↓

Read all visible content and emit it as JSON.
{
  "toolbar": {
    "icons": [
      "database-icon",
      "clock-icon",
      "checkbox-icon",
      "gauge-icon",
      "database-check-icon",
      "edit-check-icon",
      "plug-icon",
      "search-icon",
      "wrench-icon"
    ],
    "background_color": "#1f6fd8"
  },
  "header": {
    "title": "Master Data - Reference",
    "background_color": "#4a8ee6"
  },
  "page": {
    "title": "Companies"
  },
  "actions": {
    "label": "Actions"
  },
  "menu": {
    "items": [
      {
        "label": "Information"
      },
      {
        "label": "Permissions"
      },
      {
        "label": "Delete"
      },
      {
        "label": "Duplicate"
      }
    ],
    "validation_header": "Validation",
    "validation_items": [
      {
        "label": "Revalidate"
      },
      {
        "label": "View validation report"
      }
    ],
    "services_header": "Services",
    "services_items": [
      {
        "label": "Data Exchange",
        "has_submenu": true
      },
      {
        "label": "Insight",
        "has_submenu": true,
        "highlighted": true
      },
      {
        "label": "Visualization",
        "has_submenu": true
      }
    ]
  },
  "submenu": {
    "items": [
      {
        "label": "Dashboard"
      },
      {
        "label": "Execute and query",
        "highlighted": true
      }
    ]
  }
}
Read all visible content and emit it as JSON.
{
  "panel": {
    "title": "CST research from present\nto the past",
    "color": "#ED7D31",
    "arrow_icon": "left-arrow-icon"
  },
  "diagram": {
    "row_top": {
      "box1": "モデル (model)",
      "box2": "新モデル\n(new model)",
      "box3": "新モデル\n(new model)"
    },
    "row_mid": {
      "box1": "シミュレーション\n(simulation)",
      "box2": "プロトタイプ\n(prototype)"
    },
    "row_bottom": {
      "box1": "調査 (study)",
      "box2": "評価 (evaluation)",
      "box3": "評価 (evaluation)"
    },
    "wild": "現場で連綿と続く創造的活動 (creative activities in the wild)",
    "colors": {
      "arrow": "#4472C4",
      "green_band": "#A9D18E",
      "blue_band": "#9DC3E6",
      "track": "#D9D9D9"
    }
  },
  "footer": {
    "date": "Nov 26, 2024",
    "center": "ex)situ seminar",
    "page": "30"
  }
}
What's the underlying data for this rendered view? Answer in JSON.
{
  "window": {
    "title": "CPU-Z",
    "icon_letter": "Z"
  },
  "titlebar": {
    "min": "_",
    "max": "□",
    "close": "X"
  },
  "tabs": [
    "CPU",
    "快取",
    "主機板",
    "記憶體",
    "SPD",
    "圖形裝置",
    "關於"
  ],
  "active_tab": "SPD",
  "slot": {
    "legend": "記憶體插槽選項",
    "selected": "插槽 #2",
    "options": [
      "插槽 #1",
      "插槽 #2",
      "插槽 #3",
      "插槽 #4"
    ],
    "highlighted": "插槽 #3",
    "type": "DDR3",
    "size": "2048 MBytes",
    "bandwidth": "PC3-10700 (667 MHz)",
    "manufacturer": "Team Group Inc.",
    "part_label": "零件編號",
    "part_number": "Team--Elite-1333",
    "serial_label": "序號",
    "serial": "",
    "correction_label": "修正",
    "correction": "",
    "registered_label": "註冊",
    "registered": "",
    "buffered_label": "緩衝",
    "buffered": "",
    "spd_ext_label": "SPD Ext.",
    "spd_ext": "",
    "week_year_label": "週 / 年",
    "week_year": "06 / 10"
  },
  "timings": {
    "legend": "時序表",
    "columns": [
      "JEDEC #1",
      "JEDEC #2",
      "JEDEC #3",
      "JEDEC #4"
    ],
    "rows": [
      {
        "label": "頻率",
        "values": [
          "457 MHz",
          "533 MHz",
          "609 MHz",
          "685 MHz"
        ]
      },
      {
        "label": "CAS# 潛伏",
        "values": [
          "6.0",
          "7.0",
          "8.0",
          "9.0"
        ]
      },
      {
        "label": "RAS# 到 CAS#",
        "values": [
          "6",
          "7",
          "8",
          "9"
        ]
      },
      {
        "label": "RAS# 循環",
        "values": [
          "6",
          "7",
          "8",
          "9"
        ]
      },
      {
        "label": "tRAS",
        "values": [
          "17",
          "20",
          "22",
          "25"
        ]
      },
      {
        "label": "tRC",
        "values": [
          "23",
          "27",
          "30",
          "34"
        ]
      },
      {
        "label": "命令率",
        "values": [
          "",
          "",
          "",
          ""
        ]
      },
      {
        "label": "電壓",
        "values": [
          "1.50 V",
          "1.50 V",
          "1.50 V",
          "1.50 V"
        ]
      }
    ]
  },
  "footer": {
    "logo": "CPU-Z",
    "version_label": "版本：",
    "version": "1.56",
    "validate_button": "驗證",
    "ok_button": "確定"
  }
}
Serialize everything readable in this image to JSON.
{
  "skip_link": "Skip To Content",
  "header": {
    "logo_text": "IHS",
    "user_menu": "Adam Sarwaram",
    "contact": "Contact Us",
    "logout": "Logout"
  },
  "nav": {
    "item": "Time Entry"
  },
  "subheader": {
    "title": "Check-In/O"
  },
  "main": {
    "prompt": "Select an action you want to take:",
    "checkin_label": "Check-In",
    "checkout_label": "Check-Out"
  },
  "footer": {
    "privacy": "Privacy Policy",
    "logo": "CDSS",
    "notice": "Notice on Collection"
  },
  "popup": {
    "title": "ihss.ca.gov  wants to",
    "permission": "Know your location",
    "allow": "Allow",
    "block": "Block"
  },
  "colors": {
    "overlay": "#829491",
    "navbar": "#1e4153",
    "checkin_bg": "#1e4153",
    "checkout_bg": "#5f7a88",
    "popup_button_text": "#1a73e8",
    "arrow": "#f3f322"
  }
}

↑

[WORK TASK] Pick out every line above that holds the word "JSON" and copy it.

[YOUR SOLUTION]
Read all visible content and emit it as JSON.
Read all visible content and emit it as JSON.
What's the underlying data for this rendered view? Answer in JSON.
Serialize everything readable in this image to JSON.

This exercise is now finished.